Discuss as:

Qatar PM: Arab states open to mutually agreed Palestinian-Israeli land swaps

The Arab League is open to the possibility of "mutually agreed" land swaps to help find a solution to the Israeli-Palestinian conflict, Qatar’s prime minister said on Monday.

The statement by Sheikh Hamad bin Jassim al-Thani came after meetings between Arab League representatives and Secretary of State John Kerry in Washington. Vice President Joe Biden also sat in on some of the discussions.

A major sticking point remains, however, in that the Qatari prime minister also said any new borders drawn should be based on the ones that existed in June 1967, before Israel’s Six-Day War claimed more land.

“The Arab League delegation affirmed the agreement should be based on the two-state solution on the basis of the fourth of June 1967 lines, with the [possibility] of comparable and mutually agreed minor swap of land," he said.

The borders have been a point of contention ever since, and Israel has repeatedly rejected the idea of giving up seized land.

But Monday’s language appeared more conciliatory with mentions of any land swaps being agreed upon and the prime minister’s call for “a joint justice and peace between the Palestinians and the Israelis.”

Kerry described the meetings as “very positive, very constructive discussions … with positive results.”

The foreign ministers of Bahrain, Jordan and Egypt were present, as were representatives of Lebanon, Saudi Arabia and the Palestinian Authority.
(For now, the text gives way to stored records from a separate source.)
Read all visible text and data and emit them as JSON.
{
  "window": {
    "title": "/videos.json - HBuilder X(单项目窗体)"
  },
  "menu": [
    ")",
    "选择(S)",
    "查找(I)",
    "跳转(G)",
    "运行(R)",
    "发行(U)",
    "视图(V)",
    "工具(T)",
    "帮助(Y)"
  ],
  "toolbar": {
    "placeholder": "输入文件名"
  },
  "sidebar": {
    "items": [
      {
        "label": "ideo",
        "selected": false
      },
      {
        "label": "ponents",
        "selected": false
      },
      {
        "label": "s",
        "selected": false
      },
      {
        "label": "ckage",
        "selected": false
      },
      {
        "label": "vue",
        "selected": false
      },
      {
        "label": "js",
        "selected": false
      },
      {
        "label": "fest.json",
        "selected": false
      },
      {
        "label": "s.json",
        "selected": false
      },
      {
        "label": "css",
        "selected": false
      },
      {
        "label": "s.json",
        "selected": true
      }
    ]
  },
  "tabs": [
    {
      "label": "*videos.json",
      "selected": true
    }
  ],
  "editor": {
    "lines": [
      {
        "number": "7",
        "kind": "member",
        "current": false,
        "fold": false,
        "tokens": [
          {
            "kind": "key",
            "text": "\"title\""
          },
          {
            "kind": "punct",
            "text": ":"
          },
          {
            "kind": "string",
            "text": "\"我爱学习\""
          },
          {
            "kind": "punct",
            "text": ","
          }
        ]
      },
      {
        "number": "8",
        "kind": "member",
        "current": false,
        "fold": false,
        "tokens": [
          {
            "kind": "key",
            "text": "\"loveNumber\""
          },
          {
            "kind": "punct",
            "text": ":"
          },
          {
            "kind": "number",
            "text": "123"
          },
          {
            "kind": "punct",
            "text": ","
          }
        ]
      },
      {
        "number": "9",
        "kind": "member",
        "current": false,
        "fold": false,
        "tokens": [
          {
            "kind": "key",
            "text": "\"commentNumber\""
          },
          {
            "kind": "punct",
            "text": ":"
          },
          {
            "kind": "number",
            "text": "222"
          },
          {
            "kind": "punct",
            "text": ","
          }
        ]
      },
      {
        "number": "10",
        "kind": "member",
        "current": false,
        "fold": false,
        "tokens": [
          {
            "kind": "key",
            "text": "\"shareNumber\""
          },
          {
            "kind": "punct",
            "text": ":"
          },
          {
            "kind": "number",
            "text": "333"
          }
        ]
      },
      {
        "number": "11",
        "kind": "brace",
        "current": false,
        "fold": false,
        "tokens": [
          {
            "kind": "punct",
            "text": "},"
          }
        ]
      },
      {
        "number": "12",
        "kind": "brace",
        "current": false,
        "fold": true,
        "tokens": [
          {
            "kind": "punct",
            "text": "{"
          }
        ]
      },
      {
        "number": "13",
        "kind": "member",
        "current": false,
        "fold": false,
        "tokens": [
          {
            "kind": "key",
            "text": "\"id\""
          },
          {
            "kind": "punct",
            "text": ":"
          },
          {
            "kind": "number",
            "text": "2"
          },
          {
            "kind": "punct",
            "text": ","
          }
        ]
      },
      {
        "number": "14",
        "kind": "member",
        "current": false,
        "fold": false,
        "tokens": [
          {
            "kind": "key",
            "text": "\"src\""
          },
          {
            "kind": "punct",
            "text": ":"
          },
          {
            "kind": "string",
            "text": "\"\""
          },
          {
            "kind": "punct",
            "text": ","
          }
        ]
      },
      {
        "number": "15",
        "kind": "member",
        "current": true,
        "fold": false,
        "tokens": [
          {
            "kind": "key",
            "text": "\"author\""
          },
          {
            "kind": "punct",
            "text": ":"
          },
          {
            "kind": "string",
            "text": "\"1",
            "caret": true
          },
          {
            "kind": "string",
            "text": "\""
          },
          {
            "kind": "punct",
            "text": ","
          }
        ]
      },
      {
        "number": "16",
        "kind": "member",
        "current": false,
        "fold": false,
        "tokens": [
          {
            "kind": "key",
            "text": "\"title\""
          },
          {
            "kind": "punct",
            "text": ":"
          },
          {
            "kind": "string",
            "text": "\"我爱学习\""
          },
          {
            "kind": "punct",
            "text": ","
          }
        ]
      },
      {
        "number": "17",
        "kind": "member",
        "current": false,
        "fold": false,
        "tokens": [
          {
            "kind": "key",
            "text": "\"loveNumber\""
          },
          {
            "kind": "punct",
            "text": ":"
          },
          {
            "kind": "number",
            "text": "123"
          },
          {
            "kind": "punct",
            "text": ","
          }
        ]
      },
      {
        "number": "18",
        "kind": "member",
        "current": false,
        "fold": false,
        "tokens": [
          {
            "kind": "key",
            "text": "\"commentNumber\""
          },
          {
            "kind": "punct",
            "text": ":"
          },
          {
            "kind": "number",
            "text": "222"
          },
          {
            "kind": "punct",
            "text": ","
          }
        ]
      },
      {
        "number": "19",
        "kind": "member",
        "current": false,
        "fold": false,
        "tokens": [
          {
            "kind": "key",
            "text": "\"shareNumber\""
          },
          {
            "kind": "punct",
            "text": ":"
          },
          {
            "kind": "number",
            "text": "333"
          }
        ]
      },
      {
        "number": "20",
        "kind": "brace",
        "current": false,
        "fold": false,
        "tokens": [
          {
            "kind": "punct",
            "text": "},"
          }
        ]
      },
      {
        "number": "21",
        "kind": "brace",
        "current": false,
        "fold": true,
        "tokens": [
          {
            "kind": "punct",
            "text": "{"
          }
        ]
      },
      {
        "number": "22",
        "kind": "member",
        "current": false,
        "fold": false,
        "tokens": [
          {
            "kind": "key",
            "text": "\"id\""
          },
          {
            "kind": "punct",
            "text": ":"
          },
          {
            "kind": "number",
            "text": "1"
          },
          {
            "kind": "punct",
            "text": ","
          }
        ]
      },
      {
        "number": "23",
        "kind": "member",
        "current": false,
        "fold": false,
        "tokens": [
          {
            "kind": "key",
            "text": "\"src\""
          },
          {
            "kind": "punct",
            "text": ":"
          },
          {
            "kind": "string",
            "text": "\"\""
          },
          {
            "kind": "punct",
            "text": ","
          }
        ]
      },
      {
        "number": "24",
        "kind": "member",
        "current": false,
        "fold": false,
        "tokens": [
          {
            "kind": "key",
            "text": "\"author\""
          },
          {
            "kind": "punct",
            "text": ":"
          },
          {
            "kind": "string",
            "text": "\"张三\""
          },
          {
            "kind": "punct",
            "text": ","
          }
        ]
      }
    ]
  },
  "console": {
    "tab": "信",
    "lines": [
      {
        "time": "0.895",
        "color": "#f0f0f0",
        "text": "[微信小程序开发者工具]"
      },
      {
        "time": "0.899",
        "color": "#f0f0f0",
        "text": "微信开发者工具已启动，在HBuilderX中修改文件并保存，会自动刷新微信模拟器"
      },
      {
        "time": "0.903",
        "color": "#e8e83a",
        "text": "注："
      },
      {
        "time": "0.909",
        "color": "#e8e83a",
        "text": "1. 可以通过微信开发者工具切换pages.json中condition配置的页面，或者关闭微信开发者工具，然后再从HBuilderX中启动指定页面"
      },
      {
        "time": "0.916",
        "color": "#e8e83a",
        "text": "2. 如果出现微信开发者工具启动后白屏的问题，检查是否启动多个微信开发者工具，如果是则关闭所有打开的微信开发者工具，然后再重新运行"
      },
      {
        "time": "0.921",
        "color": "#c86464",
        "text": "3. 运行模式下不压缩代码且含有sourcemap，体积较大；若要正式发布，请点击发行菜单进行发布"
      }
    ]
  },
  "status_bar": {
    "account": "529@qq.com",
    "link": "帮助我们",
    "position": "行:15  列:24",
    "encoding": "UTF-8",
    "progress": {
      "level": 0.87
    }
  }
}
Hamad serves as both prime minster and foreign minister of Qatar.

Israeli Justice Minister Tzipi Livni, speaking on Israel’s Army Radio, applauded Hamad’s comments, Reuters reported.

“The news is very positive,” the service quoted Livni as saying. “In the tumultuous world around … it could allow the Palestinians to enter the room and make the needed compromises, and it sends a message to the Israeli public that this is not just about us and the Palestinians.”

Kerry and the delegates also discussed Syria on Monday with United Nations peace envoy Lakhdar Brahimi.

A State Department official said they discussed “assistance to the Syria opposition, including our support to the SMC [Supreme Military Council], and the ongoing efforts to help consolidate moderate elements of the opposition.”

Speaking on behalf of the Arab League, Hamad said, “I think all of us” support the Syrian opposition’s April 20 declaration in Istanbul, which said the rebels would work toward a a free and democratic Syria with “no room for sectarianism or discrimination on ethnic, religious, linguistic or any other grounds.”

Related:

Palestinians, Israelis lukewarm over Obama visit

A bet on peace: Qatar funds West Bank settlement

New interest in old Middle East peace plan